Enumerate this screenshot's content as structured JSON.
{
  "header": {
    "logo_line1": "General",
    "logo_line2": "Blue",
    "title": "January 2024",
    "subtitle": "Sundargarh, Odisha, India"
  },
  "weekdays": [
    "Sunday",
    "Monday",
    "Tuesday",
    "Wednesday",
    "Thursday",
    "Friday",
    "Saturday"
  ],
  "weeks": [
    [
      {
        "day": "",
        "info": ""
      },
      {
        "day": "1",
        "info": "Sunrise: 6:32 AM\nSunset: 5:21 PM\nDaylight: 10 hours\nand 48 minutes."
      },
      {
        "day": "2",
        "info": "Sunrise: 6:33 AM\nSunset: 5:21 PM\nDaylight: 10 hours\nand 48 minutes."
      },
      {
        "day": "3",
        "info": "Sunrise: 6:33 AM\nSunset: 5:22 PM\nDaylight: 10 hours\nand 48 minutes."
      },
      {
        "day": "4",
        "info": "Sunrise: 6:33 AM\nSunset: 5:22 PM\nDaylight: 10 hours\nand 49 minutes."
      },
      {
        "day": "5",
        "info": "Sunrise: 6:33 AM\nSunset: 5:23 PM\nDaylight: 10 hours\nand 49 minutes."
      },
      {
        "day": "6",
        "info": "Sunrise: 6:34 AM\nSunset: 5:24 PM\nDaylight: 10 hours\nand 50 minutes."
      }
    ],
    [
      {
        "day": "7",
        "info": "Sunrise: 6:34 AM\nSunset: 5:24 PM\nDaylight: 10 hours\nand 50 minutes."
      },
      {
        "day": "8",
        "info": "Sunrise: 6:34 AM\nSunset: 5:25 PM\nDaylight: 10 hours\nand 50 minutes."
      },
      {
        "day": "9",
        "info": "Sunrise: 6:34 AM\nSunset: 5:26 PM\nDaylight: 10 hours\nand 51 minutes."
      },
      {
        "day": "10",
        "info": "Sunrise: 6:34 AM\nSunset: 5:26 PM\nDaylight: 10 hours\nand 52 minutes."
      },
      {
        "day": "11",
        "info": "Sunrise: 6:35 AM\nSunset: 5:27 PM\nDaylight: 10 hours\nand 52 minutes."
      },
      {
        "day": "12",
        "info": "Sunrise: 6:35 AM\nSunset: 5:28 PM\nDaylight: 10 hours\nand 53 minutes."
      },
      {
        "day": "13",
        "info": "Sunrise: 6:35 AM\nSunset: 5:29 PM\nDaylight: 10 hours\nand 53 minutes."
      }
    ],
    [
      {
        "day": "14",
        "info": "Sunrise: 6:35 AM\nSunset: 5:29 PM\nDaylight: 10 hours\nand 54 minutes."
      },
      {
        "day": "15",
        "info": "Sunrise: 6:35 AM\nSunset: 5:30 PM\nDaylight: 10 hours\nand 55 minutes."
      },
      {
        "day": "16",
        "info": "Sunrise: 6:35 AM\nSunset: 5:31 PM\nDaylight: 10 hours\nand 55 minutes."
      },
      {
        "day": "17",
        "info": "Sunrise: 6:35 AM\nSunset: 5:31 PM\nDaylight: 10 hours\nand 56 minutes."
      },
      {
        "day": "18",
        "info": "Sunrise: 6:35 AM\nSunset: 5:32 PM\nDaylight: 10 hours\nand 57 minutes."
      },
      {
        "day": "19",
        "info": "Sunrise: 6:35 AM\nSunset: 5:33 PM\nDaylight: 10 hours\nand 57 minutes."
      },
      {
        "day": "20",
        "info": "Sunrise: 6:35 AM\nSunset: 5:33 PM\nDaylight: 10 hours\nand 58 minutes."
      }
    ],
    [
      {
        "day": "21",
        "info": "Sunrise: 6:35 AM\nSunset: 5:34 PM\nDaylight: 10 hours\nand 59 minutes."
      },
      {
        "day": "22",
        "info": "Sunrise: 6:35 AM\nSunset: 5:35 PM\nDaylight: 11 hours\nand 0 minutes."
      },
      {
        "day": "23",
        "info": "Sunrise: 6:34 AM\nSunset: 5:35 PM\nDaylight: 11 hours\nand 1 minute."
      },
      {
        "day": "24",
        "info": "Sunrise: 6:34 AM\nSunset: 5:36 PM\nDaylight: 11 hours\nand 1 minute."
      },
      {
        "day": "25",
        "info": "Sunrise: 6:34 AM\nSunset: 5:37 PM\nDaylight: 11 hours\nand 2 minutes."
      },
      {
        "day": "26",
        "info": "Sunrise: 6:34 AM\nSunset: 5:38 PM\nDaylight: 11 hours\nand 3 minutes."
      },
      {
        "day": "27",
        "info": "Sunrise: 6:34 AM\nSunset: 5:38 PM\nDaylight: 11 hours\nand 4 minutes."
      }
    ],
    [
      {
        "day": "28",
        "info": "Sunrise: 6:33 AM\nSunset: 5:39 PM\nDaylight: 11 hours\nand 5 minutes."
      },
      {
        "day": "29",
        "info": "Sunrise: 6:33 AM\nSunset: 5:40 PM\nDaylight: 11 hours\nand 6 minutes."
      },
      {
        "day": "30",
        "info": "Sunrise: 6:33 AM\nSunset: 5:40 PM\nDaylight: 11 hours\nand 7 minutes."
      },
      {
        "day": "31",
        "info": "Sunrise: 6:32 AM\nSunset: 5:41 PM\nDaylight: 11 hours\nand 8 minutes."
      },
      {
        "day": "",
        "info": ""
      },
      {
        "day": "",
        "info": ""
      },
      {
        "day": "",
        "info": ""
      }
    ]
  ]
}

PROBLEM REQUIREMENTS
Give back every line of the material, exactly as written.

SOLVED EXERCISE
Enumerate this screenshot's content as structured JSON.
{
  "header": {
    "logo_line1": "General",
    "logo_line2": "Blue",
    "title": "January 2024",
    "subtitle": "Sundargarh, Odisha, India"
  },
  "weekdays": [
    "Sunday",
    "Monday",
    "Tuesday",
    "Wednesday",
    "Thursday",
    "Friday",
    "Saturday"
  ],
  "weeks": [
    [
      {
        "day": "",
        "info": ""
      },
      {
        "day": "1",
        "info": "Sunrise: 6:32 AM\nSunset: 5:21 PM\nDaylight: 10 hours\nand 48 minutes."
      },
      {
        "day": "2",
        "info": "Sunrise: 6:33 AM\nSunset: 5:21 PM\nDaylight: 10 hours\nand 48 minutes."
      },
      {
        "day": "3",
        "info": "Sunrise: 6:33 AM\nSunset: 5:22 PM\nDaylight: 10 hours\nand 48 minutes."
      },
      {
        "day": "4",
        "info": "Sunrise: 6:33 AM\nSunset: 5:22 PM\nDaylight: 10 hours\nand 49 minutes."
      },
      {
        "day": "5",
        "info": "Sunrise: 6:33 AM\nSunset: 5:23 PM\nDaylight: 10 hours\nand 49 minutes."
      },
      {
        "day": "6",
        "info": "Sunrise: 6:34 AM\nSunset: 5:24 PM\nDaylight: 10 hours\nand 50 minutes."
      }
    ],
    [
      {
        "day": "7",
        "info": "Sunrise: 6:34 AM\nSunset: 5:24 PM\nDaylight: 10 hours\nand 50 minutes."
      },
      {
        "day": "8",
        "info": "Sunrise: 6:34 AM\nSunset: 5:25 PM\nDaylight: 10 hours\nand 50 minutes."
      },
      {
        "day": "9",
        "info": "Sunrise: 6:34 AM\nSunset: 5:26 PM\nDaylight: 10 hours\nand 51 minutes."
      },
      {
        "day": "10",
        "info": "Sunrise: 6:34 AM\nSunset: 5:26 PM\nDaylight: 10 hours\nand 52 minutes."
      },
      {
        "day": "11",
        "info": "Sunrise: 6:35 AM\nSunset: 5:27 PM\nDaylight: 10 hours\nand 52 minutes."
      },
      {
        "day": "12",
        "info": "Sunrise: 6:35 AM\nSunset: 5:28 PM\nDaylight: 10 hours\nand 53 minutes."
      },
      {
        "day": "13",
        "info": "Sunrise: 6:35 AM\nSunset: 5:29 PM\nDaylight: 10 hours\nand 53 minutes."
      }
    ],
    [
      {
        "day": "14",
        "info": "Sunrise: 6:35 AM\nSunset: 5:29 PM\nDaylight: 10 hours\nand 54 minutes."
      },
      {
        "day": "15",
        "info": "Sunrise: 6:35 AM\nSunset: 5:30 PM\nDaylight: 10 hours\nand 55 minutes."
      },
      {
        "day": "16",
        "info": "Sunrise: 6:35 AM\nSunset: 5:31 PM\nDaylight: 10 hours\nand 55 minutes."
      },
      {
        "day": "17",
        "info": "Sunrise: 6:35 AM\nSunset: 5:31 PM\nDaylight: 10 hours\nand 56 minutes."
      },
      {
        "day": "18",
        "info": "Sunrise: 6:35 AM\nSunset: 5:32 PM\nDaylight: 10 hours\nand 57 minutes."
      },
      {
        "day": "19",
        "info": "Sunrise: 6:35 AM\nSunset: 5:33 PM\nDaylight: 10 hours\nand 57 minutes."
      },
      {
        "day": "20",
        "info": "Sunrise: 6:35 AM\nSunset: 5:33 PM\nDaylight: 10 hours\nand 58 minutes."
      }
    ],
    [
      {
        "day": "21",
        "info": "Sunrise: 6:35 AM\nSunset: 5:34 PM\nDaylight: 10 hours\nand 59 minutes."
      },
      {
        "day": "22",
        "info": "Sunrise: 6:35 AM\nSunset: 5:35 PM\nDaylight: 11 hours\nand 0 minutes."
      },
      {
        "day": "23",
        "info": "Sunrise: 6:34 AM\nSunset: 5:35 PM\nDaylight: 11 hours\nand 1 minute."
      },
      {
        "day": "24",
        "info": "Sunrise: 6:34 AM\nSunset: 5:36 PM\nDaylight: 11 hours\nand 1 minute."
      },
      {
        "day": "25",
        "info": "Sunrise: 6:34 AM\nSunset: 5:37 PM\nDaylight: 11 hours\nand 2 minutes."
      },
      {
        "day": "26",
        "info": "Sunrise: 6:34 AM\nSunset: 5:38 PM\nDaylight: 11 hours\nand 3 minutes."
      },
      {
        "day": "27",
        "info": "Sunrise: 6:34 AM\nSunset: 5:38 PM\nDaylight: 11 hours\nand 4 minutes."
      }
    ],
    [
      {
        "day": "28",
        "info": "Sunrise: 6:33 AM\nSunset: 5:39 PM\nDaylight: 11 hours\nand 5 minutes."
      },
      {
        "day": "29",
        "info": "Sunrise: 6:33 AM\nSunset: 5:40 PM\nDaylight: 11 hours\nand 6 minutes."
      },
      {
        "day": "30",
        "info": "Sunrise: 6:33 AM\nSunset: 5:40 PM\nDaylight: 11 hours\nand 7 minutes."
      },
      {
        "day": "31",
        "info": "Sunrise: 6:32 AM\nSunset: 5:41 PM\nDaylight: 11 hours\nand 8 minutes."
      },
      {
        "day": "",
        "info": ""
      },
      {
        "day": "",
        "info": ""
      },
      {
        "day": "",
        "info": ""
      }
    ]
  ]
}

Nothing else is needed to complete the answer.